● **Work instructions**: Search the listing below for the string "icon" and show each line that contains it.

● **Input records**:

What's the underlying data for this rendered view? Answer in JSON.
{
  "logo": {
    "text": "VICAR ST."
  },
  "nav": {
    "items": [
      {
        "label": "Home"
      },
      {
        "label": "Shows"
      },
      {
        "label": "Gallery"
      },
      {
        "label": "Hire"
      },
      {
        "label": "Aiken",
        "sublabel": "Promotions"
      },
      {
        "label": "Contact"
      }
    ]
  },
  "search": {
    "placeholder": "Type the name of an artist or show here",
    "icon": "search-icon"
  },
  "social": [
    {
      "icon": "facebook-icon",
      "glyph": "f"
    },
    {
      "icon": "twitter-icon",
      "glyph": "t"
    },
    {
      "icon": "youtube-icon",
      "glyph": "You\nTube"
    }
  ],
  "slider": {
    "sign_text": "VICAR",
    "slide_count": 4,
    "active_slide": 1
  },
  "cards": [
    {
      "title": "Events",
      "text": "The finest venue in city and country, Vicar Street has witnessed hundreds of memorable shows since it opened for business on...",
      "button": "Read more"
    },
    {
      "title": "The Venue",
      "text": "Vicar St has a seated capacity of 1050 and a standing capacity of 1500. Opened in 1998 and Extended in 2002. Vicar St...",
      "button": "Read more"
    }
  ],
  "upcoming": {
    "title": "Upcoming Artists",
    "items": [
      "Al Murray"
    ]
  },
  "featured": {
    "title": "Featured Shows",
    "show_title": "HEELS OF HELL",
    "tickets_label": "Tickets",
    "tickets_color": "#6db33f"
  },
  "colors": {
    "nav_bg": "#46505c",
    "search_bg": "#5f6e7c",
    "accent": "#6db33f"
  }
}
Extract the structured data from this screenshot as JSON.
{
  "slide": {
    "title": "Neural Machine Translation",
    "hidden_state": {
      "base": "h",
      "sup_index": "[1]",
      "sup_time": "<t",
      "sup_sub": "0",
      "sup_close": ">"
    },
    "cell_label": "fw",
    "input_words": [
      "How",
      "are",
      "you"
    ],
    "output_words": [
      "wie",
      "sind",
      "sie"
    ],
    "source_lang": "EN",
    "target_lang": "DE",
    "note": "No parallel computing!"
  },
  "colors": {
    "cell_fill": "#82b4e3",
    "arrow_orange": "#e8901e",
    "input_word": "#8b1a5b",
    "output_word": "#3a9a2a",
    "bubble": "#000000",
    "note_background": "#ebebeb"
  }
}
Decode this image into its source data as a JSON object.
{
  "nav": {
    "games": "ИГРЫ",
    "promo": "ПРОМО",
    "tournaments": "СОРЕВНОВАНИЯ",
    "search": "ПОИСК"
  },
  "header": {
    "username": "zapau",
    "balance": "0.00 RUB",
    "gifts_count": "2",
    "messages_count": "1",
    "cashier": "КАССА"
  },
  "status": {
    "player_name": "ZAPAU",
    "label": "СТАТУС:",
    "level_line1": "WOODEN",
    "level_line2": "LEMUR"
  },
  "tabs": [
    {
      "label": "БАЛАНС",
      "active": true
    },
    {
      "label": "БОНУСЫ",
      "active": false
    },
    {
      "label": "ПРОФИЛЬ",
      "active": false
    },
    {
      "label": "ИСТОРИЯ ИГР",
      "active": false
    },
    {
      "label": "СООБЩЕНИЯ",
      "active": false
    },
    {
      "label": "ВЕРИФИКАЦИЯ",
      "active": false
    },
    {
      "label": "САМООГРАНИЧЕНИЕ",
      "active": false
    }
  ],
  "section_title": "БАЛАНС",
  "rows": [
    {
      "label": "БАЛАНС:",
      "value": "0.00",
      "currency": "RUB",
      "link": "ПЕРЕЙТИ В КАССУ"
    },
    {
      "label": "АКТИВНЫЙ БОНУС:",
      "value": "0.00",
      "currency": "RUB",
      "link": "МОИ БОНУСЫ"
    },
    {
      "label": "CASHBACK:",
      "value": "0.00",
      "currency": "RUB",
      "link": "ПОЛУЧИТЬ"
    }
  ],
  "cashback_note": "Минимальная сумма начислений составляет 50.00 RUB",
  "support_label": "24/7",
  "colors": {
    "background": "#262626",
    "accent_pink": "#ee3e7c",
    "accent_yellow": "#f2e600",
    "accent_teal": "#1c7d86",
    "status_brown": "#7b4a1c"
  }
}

● **Exercise output**:
    "icon": "search-icon"
      "icon": "facebook-icon",
      "icon": "twitter-icon",
      "icon": "youtube-icon",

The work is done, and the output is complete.